But the focus of some negative attention on BSI in the context of the Implant Files could be concerning for the notified body, which is hoping to be designated against the new Medical Device and IVD Regulations either this month or in January.
Also on the topic of notified bodies, Fieldfisher lawyer Alison Dennis looks at time pressures for medtech companies in"Complying On Time With MDR/IVDR: What Options Are Open To Those In Trouble?" In this interview, Dennis explains that some companies may find themselves, for reasons including lack of notified body availability, unable to meet the legal requirements in enough time to keep their products on the market under the new regulations.
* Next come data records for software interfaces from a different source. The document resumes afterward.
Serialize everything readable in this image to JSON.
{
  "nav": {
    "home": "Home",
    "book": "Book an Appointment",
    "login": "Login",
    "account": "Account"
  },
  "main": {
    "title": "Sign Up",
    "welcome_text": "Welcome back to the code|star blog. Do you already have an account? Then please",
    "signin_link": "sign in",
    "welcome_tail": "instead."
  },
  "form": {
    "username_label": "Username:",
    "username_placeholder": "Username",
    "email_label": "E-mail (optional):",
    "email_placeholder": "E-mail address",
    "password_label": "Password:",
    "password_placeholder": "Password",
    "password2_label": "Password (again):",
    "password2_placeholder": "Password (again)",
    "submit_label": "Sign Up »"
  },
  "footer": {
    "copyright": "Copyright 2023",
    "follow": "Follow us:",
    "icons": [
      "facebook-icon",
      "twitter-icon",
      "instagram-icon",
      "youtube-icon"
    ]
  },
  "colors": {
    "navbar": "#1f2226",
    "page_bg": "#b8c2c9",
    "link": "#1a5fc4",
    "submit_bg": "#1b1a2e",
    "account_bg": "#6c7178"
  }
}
She assesses what is available to manufacturers and looks at the difference between the extension and the grace periods included in the regulations.
Also popular in November was a piece looking at progress and challenges in completing and launching the new Eudamed database, "Commission's Go-Live Date For New Eudamed Medical Device Database: Will It Actually Be Met?"
The piece offers a review of likely dates by which the database will be ready and explains the deadlines that companies need to meet, in the context of uncertainty about whether the database will be ready on time.
The ten most popular European regulation and policy articles in Medtech Insight in November are listed in the table below.